So if you want a job, make friends and start creating your samples now. That's how you get most Hollywood jobs. Someone lets you in the door, and when you get there you have great stuff that makes people want to hire you.

That was my preaching. Now, before I finish, let me draw a few big conclusions to all this.

Hollywood is a different place when you have a job than when you don't have a job. When you don't have a job all you can think about is how you are quickly sinking into bankruptcy and what schemes are available for keeping your kids in health insurance. Hollywood is hell when you're not working.

When you are working, though, Hollywood seems almost benign. Possible even a nice place to be. You know people. They know you. You can actually see yourself fitting into the landscape of it all.

This holds true even on a low-level job such as mine. I say "low-level" because I work for cable, not the networks. Which means I don't get the monster salary and residuals of a network show. But I do get to pay my bills, I have more status than those who have never worked (people actually talk to me at the Improv now), and my failing, creative ego is somewhat shored up by the proof that I can write this stuff, it goes on air, it gets laughs, and someone pays me.

The main thing this job offers, however, is that it demythicizes Hollywood. For the first time I am allowed onto a studio lot, and I can see firsthand the real and actual process, people, and psychoses that is the Hollywood infrastructure. And once you know what's going on, you can actually plot your way through it, instead of blindly groping and hoping.
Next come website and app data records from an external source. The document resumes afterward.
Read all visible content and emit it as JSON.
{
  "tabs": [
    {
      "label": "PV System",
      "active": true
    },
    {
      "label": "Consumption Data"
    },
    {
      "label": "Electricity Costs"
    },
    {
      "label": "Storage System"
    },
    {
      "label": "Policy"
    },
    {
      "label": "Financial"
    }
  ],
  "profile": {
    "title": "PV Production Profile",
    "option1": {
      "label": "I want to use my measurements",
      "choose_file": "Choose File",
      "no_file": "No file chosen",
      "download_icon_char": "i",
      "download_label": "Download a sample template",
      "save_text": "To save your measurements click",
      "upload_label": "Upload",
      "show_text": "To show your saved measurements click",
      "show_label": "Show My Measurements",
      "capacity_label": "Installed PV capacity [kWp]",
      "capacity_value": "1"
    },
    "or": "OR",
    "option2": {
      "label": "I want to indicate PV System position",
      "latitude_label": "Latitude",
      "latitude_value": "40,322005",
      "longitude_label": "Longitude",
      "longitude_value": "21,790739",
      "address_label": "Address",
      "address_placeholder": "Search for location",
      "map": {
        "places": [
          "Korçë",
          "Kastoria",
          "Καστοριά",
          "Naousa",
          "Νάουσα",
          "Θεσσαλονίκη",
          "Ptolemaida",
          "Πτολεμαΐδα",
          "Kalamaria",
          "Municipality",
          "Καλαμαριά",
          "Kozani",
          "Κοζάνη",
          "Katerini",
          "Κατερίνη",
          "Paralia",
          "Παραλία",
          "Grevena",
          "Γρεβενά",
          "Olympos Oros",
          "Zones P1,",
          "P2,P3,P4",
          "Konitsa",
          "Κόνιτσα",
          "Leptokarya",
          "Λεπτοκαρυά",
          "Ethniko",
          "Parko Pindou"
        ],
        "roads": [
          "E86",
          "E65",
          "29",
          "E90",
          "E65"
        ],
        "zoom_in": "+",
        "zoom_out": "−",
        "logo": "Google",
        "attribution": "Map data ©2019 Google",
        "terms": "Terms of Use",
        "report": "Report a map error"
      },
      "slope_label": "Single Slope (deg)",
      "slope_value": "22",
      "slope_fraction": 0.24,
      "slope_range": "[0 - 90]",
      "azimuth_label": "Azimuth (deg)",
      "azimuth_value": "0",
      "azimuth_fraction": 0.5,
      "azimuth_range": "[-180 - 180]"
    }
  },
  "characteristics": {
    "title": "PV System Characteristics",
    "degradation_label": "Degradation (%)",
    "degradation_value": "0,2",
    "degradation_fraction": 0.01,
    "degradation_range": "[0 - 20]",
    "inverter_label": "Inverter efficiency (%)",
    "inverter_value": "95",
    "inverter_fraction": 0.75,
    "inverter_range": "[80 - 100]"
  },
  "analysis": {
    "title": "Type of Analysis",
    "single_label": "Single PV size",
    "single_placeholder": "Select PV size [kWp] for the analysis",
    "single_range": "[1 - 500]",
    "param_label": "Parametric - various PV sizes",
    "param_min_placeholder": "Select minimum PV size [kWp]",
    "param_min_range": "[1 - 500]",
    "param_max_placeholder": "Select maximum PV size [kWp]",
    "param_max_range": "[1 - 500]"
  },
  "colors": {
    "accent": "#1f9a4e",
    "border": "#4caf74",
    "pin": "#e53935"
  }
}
Okay, that's all I got for you right now. Maybe I'll talk more about it whenever we're dark again, which I think is in about three months. Right now, while I have the free time, I have to get to work on my latest sitcom spec so I can, like everyone else in this town, be always ready to jump to the next, much shinier and higher paying wheel in the hamster cage known as Hollywood. HOME Back to the Top